A popular notion is that when U.S. companies expand abroad, they reduce domestic activity. In other words, when U.S. companies outsource, the U.S. loses jobs. A study just published in the AEA: Economic Policy Journal by Desai, Foley, and Hines Jr. shows the opposite is true. This has significant policy and popular perception implications. From the abstract:

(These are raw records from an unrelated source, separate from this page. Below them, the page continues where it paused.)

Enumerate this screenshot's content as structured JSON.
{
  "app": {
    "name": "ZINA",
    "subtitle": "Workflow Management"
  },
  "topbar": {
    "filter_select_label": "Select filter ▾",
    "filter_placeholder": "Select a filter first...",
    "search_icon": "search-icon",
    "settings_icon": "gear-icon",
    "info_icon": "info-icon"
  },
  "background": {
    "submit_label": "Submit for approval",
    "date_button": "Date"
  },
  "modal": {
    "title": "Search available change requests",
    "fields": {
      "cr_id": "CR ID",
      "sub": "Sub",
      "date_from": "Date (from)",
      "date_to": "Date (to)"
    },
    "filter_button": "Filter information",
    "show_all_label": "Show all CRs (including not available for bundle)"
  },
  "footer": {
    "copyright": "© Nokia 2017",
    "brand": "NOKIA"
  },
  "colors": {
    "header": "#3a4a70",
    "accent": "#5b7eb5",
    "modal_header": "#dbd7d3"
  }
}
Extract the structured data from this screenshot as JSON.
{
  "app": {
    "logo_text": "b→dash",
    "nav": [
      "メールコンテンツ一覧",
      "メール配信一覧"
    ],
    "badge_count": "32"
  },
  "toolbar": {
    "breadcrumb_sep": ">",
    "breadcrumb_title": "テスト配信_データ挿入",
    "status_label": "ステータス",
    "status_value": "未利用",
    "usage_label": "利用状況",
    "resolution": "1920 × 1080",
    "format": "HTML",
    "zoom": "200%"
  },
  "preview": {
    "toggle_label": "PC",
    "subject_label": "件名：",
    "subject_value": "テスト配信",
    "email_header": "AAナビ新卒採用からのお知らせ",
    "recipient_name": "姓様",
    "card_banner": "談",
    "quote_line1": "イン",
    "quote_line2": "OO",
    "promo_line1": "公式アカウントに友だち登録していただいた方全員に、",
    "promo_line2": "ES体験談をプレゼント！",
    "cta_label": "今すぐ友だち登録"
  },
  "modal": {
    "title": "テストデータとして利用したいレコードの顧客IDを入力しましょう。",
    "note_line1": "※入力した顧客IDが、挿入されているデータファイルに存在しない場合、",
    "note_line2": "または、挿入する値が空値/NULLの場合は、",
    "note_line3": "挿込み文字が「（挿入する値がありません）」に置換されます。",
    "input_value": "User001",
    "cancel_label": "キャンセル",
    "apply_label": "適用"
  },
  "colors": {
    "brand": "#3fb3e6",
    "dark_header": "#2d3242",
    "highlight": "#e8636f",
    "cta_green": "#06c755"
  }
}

10 percent greater foreign investment is associated with 2.6 percent greater domestic investment, and 10 percent greater foreign employee compensation is associated with 3.7 percent greater domestic employee compensation. These results do not support the popular notion that expansions abroad reduce a firm’s domestic activity, instead suggesting the opposite.